* ACTION ITEM *
Having read the records, set them all down exactly as they appear.

(SOURCE MATERIAL Opens)

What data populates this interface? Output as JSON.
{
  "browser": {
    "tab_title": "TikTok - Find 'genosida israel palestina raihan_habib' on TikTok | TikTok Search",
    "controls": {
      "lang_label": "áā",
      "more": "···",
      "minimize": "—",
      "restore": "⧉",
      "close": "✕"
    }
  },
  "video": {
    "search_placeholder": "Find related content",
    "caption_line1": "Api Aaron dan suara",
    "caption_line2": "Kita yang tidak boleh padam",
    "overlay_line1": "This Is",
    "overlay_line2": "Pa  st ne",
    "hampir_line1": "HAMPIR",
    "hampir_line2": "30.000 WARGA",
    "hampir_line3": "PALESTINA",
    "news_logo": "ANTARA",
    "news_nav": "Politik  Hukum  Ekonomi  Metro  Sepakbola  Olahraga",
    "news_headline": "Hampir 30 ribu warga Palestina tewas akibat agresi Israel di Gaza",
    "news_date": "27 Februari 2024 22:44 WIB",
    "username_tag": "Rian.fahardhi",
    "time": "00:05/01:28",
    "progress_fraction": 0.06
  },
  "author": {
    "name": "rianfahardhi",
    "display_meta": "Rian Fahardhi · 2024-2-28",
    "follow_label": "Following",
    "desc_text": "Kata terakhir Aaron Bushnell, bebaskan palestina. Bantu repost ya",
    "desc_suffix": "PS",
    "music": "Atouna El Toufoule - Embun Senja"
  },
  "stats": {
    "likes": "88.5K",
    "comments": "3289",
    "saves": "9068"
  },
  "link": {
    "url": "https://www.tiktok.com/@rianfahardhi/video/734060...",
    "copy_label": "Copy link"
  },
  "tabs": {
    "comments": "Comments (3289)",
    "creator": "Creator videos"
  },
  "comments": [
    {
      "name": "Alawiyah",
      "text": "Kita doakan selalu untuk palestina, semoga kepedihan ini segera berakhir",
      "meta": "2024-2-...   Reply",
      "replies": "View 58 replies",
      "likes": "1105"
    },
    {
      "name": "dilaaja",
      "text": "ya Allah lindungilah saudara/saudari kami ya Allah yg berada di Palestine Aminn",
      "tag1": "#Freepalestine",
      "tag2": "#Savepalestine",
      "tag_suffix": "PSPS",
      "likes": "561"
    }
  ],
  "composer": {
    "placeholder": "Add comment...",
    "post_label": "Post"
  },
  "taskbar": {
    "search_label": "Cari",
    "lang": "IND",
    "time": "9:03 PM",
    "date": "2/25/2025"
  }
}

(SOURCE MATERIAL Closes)

* ANSWER BOX *
What data populates this interface? Output as JSON.
{
  "browser": {
    "tab_title": "TikTok - Find 'genosida israel palestina raihan_habib' on TikTok | TikTok Search",
    "controls": {
      "lang_label": "áā",
      "more": "···",
      "minimize": "—",
      "restore": "⧉",
      "close": "✕"
    }
  },
  "video": {
    "search_placeholder": "Find related content",
    "caption_line1": "Api Aaron dan suara",
    "caption_line2": "Kita yang tidak boleh padam",
    "overlay_line1": "This Is",
    "overlay_line2": "Pa  st ne",
    "hampir_line1": "HAMPIR",
    "hampir_line2": "30.000 WARGA",
    "hampir_line3": "PALESTINA",
    "news_logo": "ANTARA",
    "news_nav": "Politik  Hukum  Ekonomi  Metro  Sepakbola  Olahraga",
    "news_headline": "Hampir 30 ribu warga Palestina tewas akibat agresi Israel di Gaza",
    "news_date": "27 Februari 2024 22:44 WIB",
    "username_tag": "Rian.fahardhi",
    "time": "00:05/01:28",
    "progress_fraction": 0.06
  },
  "author": {
    "name": "rianfahardhi",
    "display_meta": "Rian Fahardhi · 2024-2-28",
    "follow_label": "Following",
    "desc_text": "Kata terakhir Aaron Bushnell, bebaskan palestina. Bantu repost ya",
    "desc_suffix": "PS",
    "music": "Atouna El Toufoule - Embun Senja"
  },
  "stats": {
    "likes": "88.5K",
    "comments": "3289",
    "saves": "9068"
  },
  "link": {
    "url": "https://www.tiktok.com/@rianfahardhi/video/734060...",
    "copy_label": "Copy link"
  },
  "tabs": {
    "comments": "Comments (3289)",
    "creator": "Creator videos"
  },
  "comments": [
    {
      "name": "Alawiyah",
      "text": "Kita doakan selalu untuk palestina, semoga kepedihan ini segera berakhir",
      "meta": "2024-2-...   Reply",
      "replies": "View 58 replies",
      "likes": "1105"
    },
    {
      "name": "dilaaja",
      "text": "ya Allah lindungilah saudara/saudari kami ya Allah yg berada di Palestine Aminn",
      "tag1": "#Freepalestine",
      "tag2": "#Savepalestine",
      "tag_suffix": "PSPS",
      "likes": "561"
    }
  ],
  "composer": {
    "placeholder": "Add comment...",
    "post_label": "Post"
  },
  "taskbar": {
    "search_label": "Cari",
    "lang": "IND",
    "time": "9:03 PM",
    "date": "2/25/2025"
  }
}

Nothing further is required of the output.